On February 10, the Florida Office of Financial Regulation released a set of “Compliance Tips” reminding lenders and their servicers that they may be required to report certain delinquent loans as “current” pursuant to the CARES Act. The guidance reminds lenders and loan servicers that under the federal CARES Act, those consumers who were not delinquent as of April 1, 2020 and who subsequently received an accommodation and are complying with the accommodation agreement should be reported as “current.” The tips also urged lenders to be proactive with borrowers to resolve credit reporting errors. Lastly, the tips advised lenders to seek out how reporting errors may have been made, and implement additional internal controls to ensure similar errors do not reoccur.
California appellate court concludes lender’s arbitration provision unenforceable
On January 11, the Court of Appeals of the State of California affirmed the denial of an auto lender’s motion to compel arbitration, concluding that the arbitration clause was invalid and unenforceable. According to the opinion, in May 2019, consumers filed a class action complaint alleging the lenders charged unconscionable interest rates in violation of California’s Unfair Competition Law (UCL) and Consumers Legal Remedies Act (CLRA). The company moved to compel arbitration, which the consumers opposed, arguing that the agreement was “procedurally and substantively unconscionable,” and that the California Supreme Court decision in McGill v. Citibank, N.A. (covered by a Buckley Special Alert here, holding that a waiver of the plaintiff’s substantive right to seek public injunctive relief is not enforceable) applied. The trial court denied the motion to compel arbitration, concluding that the McGill rule applied and that the injunctive relief provision could not be severed from the rest of the arbitration agreement because severability did not apply to the class waiver provision.
On appeal, the state appellate court agreed with the trial court, concluding that the McGill rule applied. Specifically, the appellate court concluded that the injunctive relief the consumers were seeking “encompasses all consumers and members of the public,” and “an injunction under the CLRA against [the lender]’s unlawful practices will not directly benefit the Customers because they have already been harmed and are already aware of the misconduct.” Moreover, the appellate court determined that there is no precedent holding that “the remedy of public injunctions under CLRA and UCL should be limited to false advertising claims.” The court further concluded that the class waiver was not severable, stating that the lender’s argument that the arbitration agreement could not be determined void until after an appellate court reviews the viability of the class waiver was “illogical.” Accordingly, the appellate court affirmed the denial of the motion to arbitrate.
Rhode Island extends its work from home provisions for lenders
On December 22, 2020, the Rhode Island Department of Business Regulation extended interim guidance permitting mortgage loan originators, lenders, loan brokers, and exempt company registrants to work from home, even if the home is not a “licensed branch” or located outside of Rhode Island (previously covered here, here, and here.) To take advantage of this exemption, the individual must maintain certain specified data security provisions.
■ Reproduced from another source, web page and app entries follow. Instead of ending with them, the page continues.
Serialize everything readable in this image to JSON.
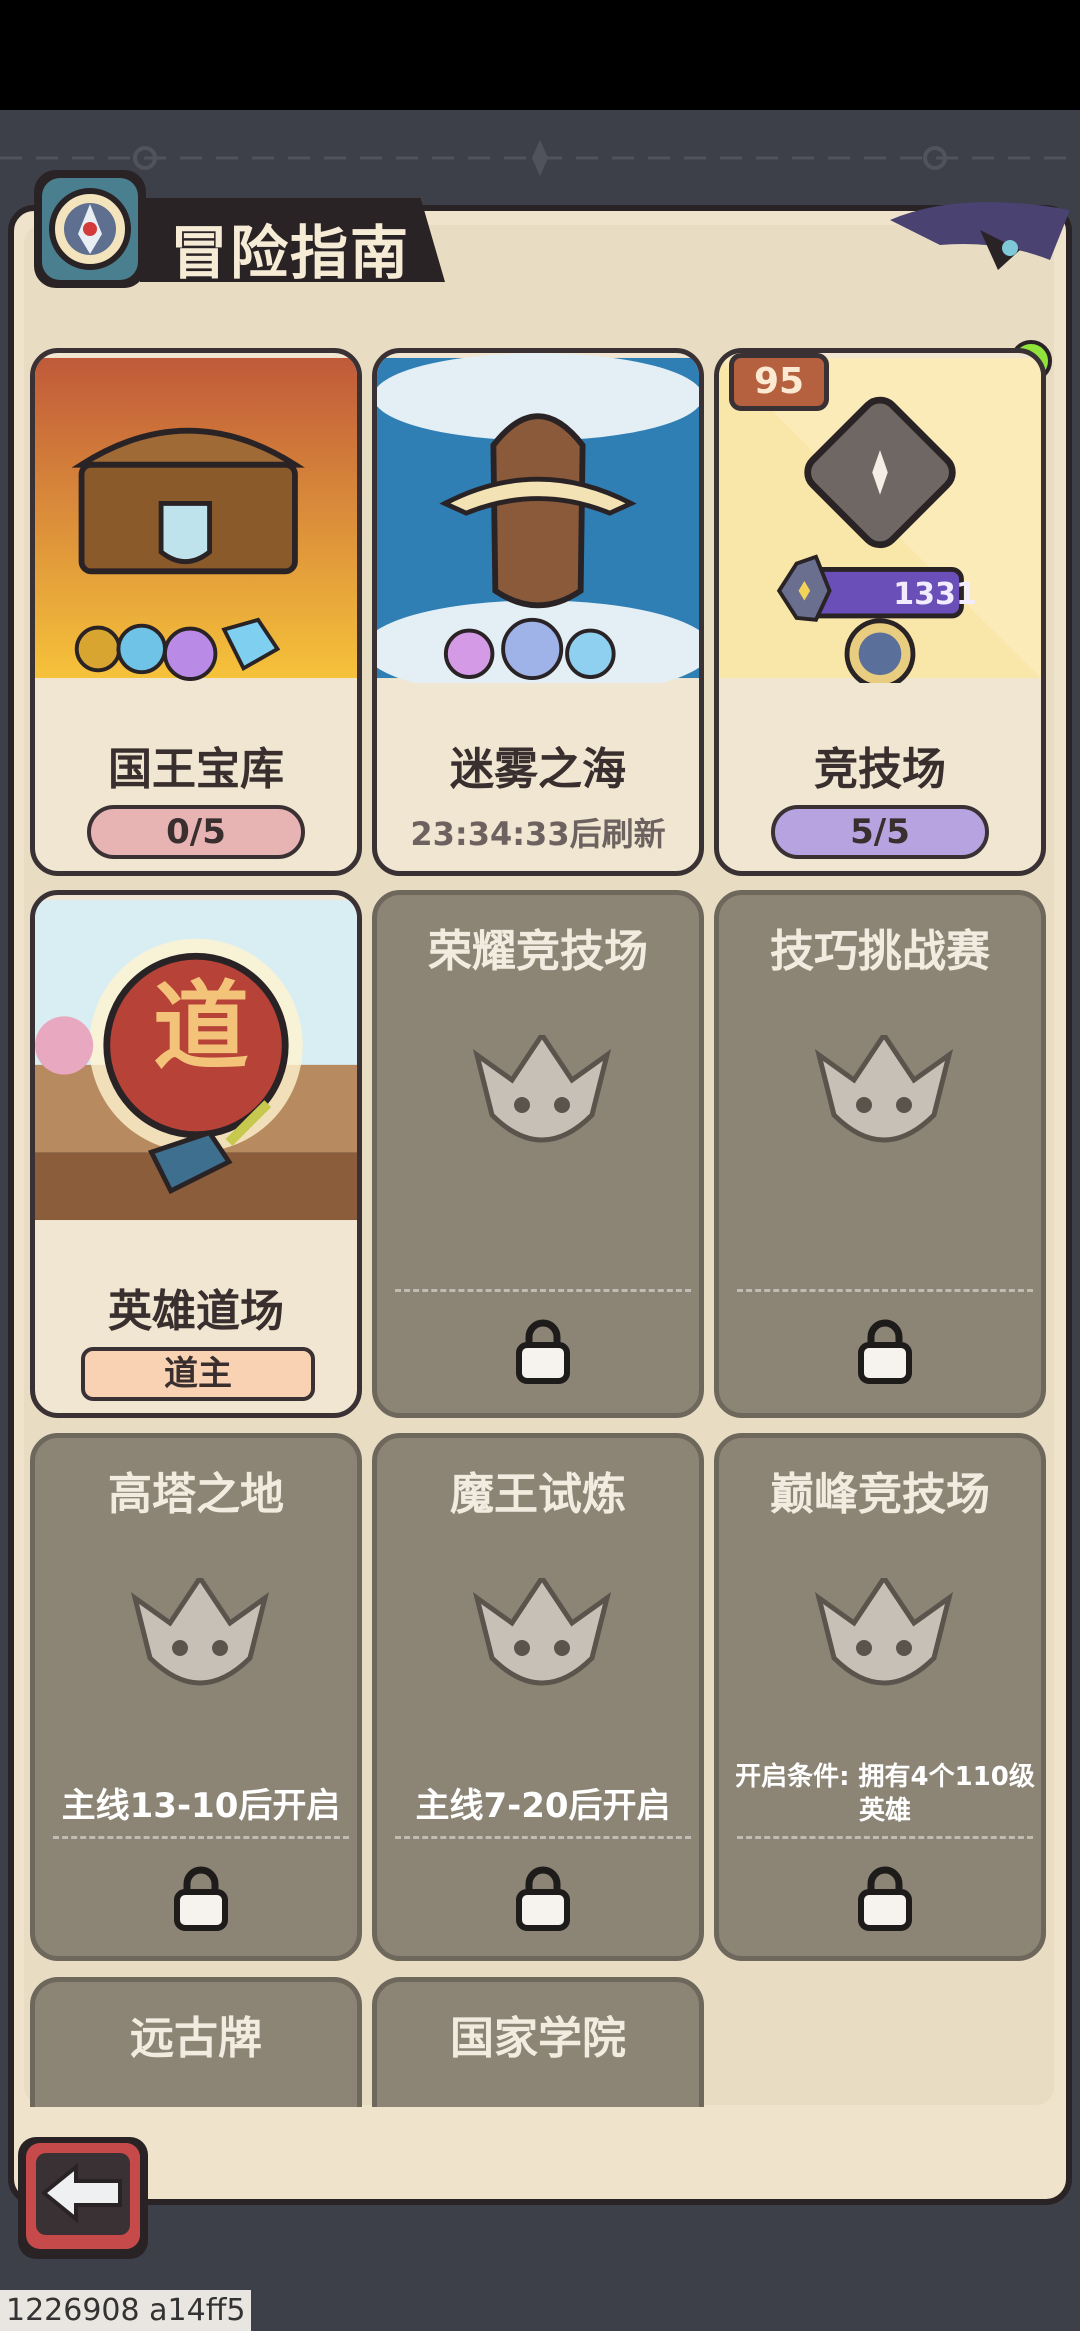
{
  "header": {
    "title": "冒险指南"
  },
  "cards": [
    {
      "title": "国王宝库",
      "progress": "0/5"
    },
    {
      "title": "迷雾之海",
      "refresh": "23:34:33后刷新"
    },
    {
      "title": "竞技场",
      "progress": "5/5",
      "rank": "95",
      "score": "1331"
    },
    {
      "title": "英雄道场",
      "status": "道主",
      "emblem": "道"
    },
    {
      "title": "荣耀竞技场"
    },
    {
      "title": "技巧挑战赛"
    },
    {
      "title": "高塔之地",
      "condition": "主线13-10后开启"
    },
    {
      "title": "魔王试炼",
      "condition": "主线7-20后开启"
    },
    {
      "title": "巅峰竞技场",
      "condition": "开启条件: 拥有4个110级英雄"
    },
    {
      "title": "远古牌"
    },
    {
      "title": "国家学院"
    }
  ],
  "footer": {
    "build_id": "1226908 a14ff5"
  },
  "icons": {
    "back": "back-arrow-icon",
    "lock": "lock-icon",
    "compass": "compass-icon"
  },
  "colors": {
    "panel": "#efe3cc",
    "locked_card": "#8c8475",
    "pill_red": "#e8b3b3",
    "pill_purple": "#b7a3e0",
    "online_dot": "#8fe33b"
  }
}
This extension is set to expire March 31, 2021.
Rhode Island regulator extends work from home guidance for lenders
On September 28, the Rhode Island Department of Business Regulation, Banking Division, extended previous guidance (previously covered here and here) issued to mortgage loan originators, lenders, loan brokers, and exempt company registrants. The guidance permits working from home, even if the home is located outside of Rhode Island or is not a licensed branch, so long as specified data security provisions are met. The department extended this guidance until December 31, 2020.